A while after I moved to DC and into my lovely neighborhood, my dreams changed. DC is full of gorgeous rowhouses with cute little yards, and I walk by plenty of them every single day. Who needed a huge yard in the suburbs that required a bunch of upkeep when you could instead live in a beautiful rowhouse in a walkable neighborhood?
My dreams have since changed again. For one, as someone who’s been living in an apartment ever since graduation (and was in dorm rooms all four years of college), I have to think there’s a lot to be said for not having to share walls (or floors/ceilings) with your neighbors. That definitely rules out rowhouses! I also don’t need or want all of the space that would come with either the rowhouse or the white picket fence ideal of home.
I don’t have a clear idea of what I want my living situation be in the future (and hell, at my current rate I don’t see myself owning a house anytime soon ?♀️). But that’s okay.
A lot has changed for me in the last year and a half since deciding to pursue the FI path. While my job and apartment still look the same as they did back then, my finances and priorities have shifted. There’s no telling where I’ll be in even another year and a half.
FIRE (or even FI) is so far away at this point that planning for a hard and fast vision of what that’ll look like is absolutely pointless. And basing this vision off my life as it currently looks is partially wise but also pretty foolhardy: I’m hoping in a few years to be earning lots more money, to be living elsewhere, to no longer be single, to have a better grasp on how I want to spend my time when I’m not devoting a lot of it to sitting at a desk on weekdays. There’s no guarantee any of that will happen, but I don’t think any of it is out of the realm of possibility.

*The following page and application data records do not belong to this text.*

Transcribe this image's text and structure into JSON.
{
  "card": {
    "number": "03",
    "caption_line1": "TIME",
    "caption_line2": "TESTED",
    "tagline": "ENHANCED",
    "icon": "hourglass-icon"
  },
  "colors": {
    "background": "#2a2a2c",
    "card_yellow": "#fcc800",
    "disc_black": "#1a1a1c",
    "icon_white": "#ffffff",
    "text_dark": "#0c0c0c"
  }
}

Sure, I’m absolutely planning for FI on my own. But ideally I’ll have a partner on this wild journey I’m taking. My FI path would then shift to include my partner’s dreams and our shared vision.
So for now I’m painting the broad brushstrokes but none of the details. So much has changed for me even recently in terms of what I think I want out of life that there’s not a lot of point in filling in the details prematurely. And sure, it’s hard to work towards a goal when you don’t know what exactly that goal is. But I also want to work towards a flexible idea of what FIRE will look like. I don’t want to stubbornly hold on to a very specific dream, only to find when I finally reach it that it’s no longer what I want.

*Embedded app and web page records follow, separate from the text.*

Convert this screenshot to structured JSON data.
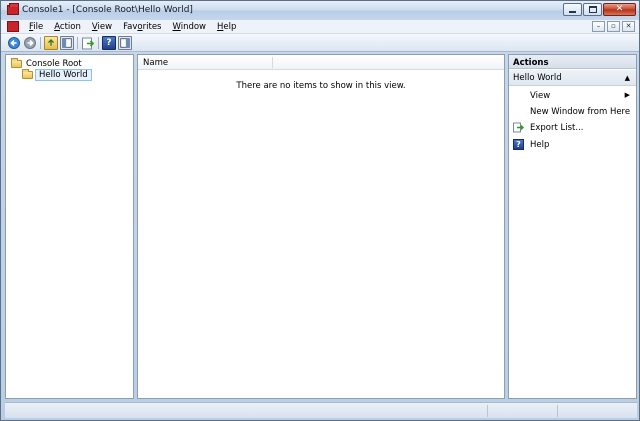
{
  "window": {
    "title": "Console1 - [Console Root\\Hello World]"
  },
  "caption_buttons": {
    "minimize_glyph": "",
    "maximize_glyph": "",
    "close_glyph": "✕"
  },
  "menu": {
    "items": [
      {
        "label_ul": "F",
        "label_rest": "ile"
      },
      {
        "label_ul": "A",
        "label_rest": "ction"
      },
      {
        "label_ul": "V",
        "label_rest": "iew"
      },
      {
        "label_pre": "Fav",
        "label_ul": "o",
        "label_rest": "rites"
      },
      {
        "label_ul": "W",
        "label_rest": "indow"
      },
      {
        "label_ul": "H",
        "label_rest": "elp"
      }
    ],
    "mdi_minimize": "–",
    "mdi_restore": "▫",
    "mdi_close": "✕"
  },
  "toolbar": {
    "icons": [
      "back-arrow-icon",
      "forward-arrow-icon",
      "up-folder-icon",
      "show-hide-tree-icon",
      "export-list-icon",
      "help-icon",
      "show-hide-action-pane-icon"
    ]
  },
  "tree": {
    "root_label": "Console Root",
    "child_label": "Hello World"
  },
  "list": {
    "column_name": "Name",
    "empty_message": "There are no items to show in this view."
  },
  "actions": {
    "title": "Actions",
    "group_label": "Hello World",
    "group_toggle_glyph": "▲",
    "items": [
      {
        "label": "View",
        "submenu_glyph": "▶"
      },
      {
        "label": "New Window from Here"
      },
      {
        "label": "Export List..."
      },
      {
        "label": "Help"
      }
    ]
  },
  "colors": {
    "accent": "#1e5fb0",
    "selection_bg": "#e5f1fb"
  }
}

Tiny sparks of ideas
As for tiny living, I think I’m more interested in what the lifestyle itself means than the actual signifiers of tiny house life. I love that many tiny houses are sustainable and built to be off the grid either permanently or partially; there weren’t shipping container houses at the festival, but I can definitely see myself living in a house built out of them. I love the sense of freedom that not being tied down to one place signifies, even though I’m not sure I’d want my residence to be fully mobile. There’s freedom in being able to physically move your dwelling around, but also freedom in not owning a ton of stuff.
And lastly, tiny house living is a lifestyle outside of the norm. If that doesn’t also sum up FIRE, I don’t know what does.
[*]I might’ve written this part after talking to someone about the efficiency they have available for rent in this neighborhood, and me deciding it not having a full kitchen (“there’s a mini fridge and there’s space for a toaster oven”) was a dealbreaker…